#### [TASK MATERIAL]
——————

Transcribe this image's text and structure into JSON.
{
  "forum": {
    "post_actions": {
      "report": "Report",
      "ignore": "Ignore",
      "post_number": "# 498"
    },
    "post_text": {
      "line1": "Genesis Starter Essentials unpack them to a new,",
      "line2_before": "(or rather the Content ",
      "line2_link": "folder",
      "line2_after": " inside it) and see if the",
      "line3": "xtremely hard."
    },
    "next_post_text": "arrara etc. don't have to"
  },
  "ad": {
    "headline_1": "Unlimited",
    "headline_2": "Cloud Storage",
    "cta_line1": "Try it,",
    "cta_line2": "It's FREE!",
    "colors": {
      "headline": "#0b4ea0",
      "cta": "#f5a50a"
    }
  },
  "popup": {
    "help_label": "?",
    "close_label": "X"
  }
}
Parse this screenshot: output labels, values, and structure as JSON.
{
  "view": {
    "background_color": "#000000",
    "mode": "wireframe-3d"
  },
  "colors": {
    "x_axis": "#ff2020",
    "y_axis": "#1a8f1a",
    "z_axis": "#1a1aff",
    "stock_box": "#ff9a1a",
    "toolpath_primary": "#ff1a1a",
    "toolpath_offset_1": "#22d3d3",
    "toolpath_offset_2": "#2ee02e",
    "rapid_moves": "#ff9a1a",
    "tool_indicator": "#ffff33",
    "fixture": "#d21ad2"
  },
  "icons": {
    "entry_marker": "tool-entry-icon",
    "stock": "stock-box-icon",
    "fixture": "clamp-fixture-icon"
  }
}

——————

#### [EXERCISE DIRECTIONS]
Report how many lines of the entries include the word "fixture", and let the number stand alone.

#### [FINISHED EXERCISE]
2